++++ The records ++++
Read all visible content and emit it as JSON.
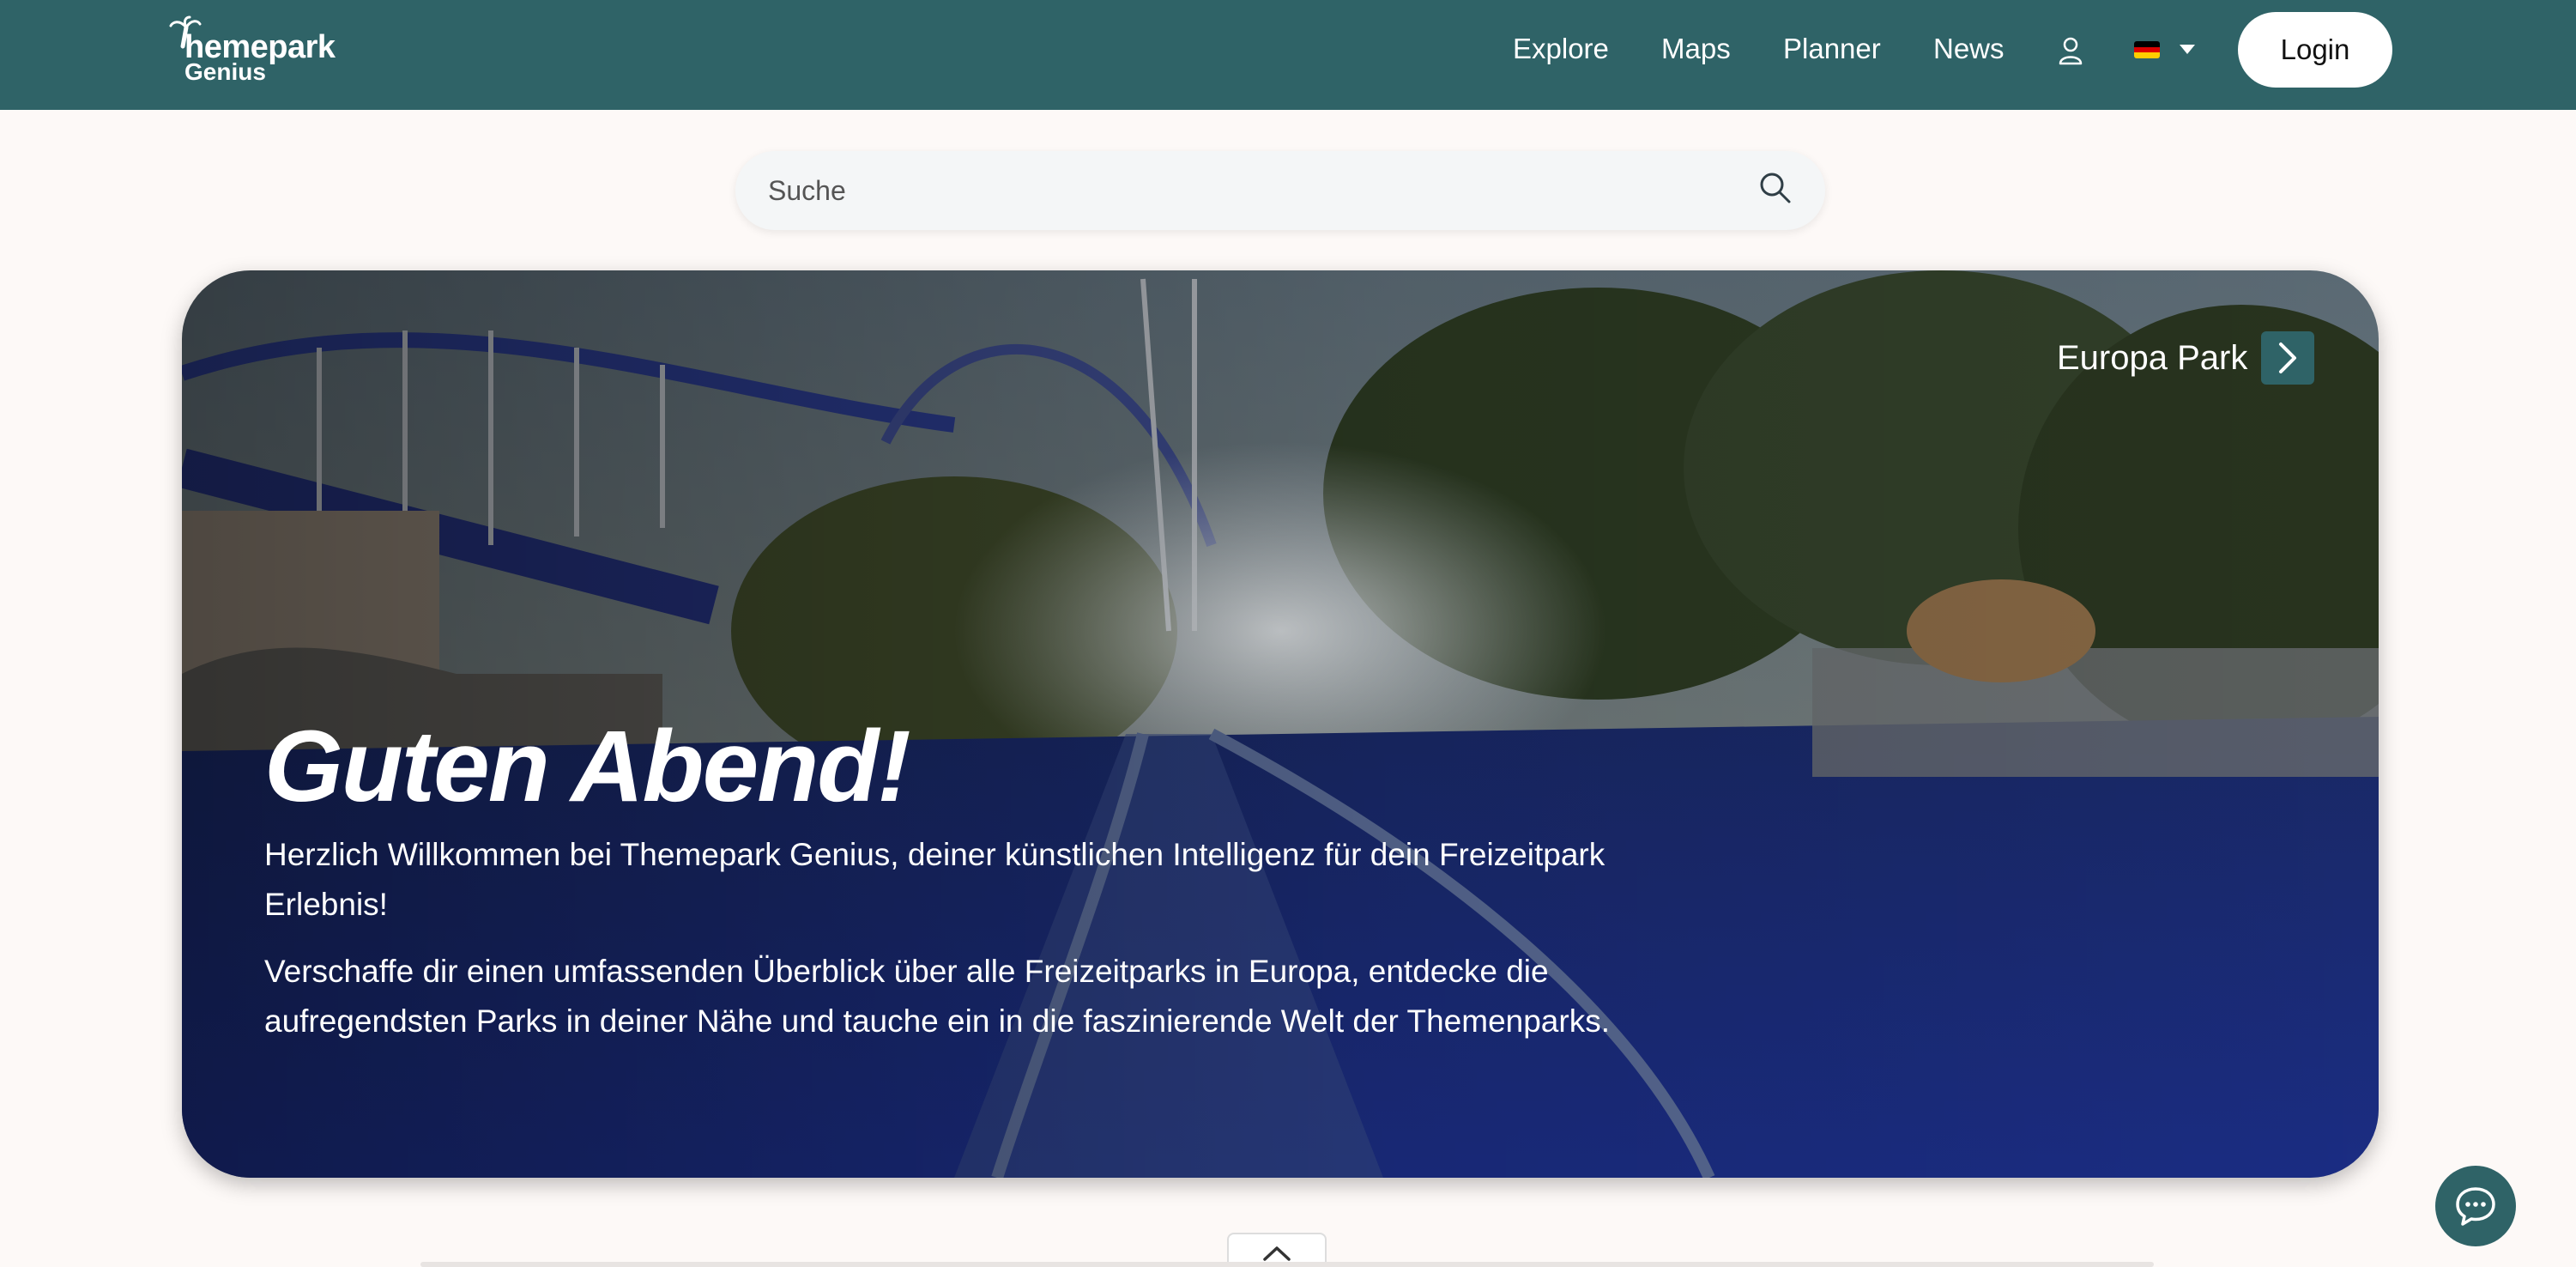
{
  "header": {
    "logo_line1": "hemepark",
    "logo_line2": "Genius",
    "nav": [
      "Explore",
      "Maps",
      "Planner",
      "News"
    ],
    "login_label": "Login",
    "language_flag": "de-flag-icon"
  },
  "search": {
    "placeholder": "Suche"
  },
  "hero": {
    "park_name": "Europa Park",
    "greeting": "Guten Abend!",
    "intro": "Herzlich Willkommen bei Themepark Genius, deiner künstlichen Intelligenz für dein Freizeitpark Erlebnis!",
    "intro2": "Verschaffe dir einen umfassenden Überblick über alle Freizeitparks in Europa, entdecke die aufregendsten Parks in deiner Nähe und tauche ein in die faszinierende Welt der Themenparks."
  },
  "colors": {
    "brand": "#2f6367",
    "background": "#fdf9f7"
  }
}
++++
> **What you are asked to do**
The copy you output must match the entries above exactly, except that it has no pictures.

> **Solution to the exercise**
Read all visible content and emit it as JSON.
{
  "header": {
    "logo_line1": "hemepark",
    "logo_line2": "Genius",
    "nav": [
      "Explore",
      "Maps",
      "Planner",
      "News"
    ],
    "login_label": "Login",
    "language_flag": "de-flag-icon"
  },
  "search": {
    "placeholder": "Suche"
  },
  "hero": {
    "park_name": "Europa Park",
    "greeting": "Guten Abend!",
    "intro": "Herzlich Willkommen bei Themepark Genius, deiner künstlichen Intelligenz für dein Freizeitpark Erlebnis!",
    "intro2": "Verschaffe dir einen umfassenden Überblick über alle Freizeitparks in Europa, entdecke die aufregendsten Parks in deiner Nähe und tauche ein in die faszinierende Welt der Themenparks."
  },
  "colors": {
    "brand": "#2f6367",
    "background": "#fdf9f7"
  }
}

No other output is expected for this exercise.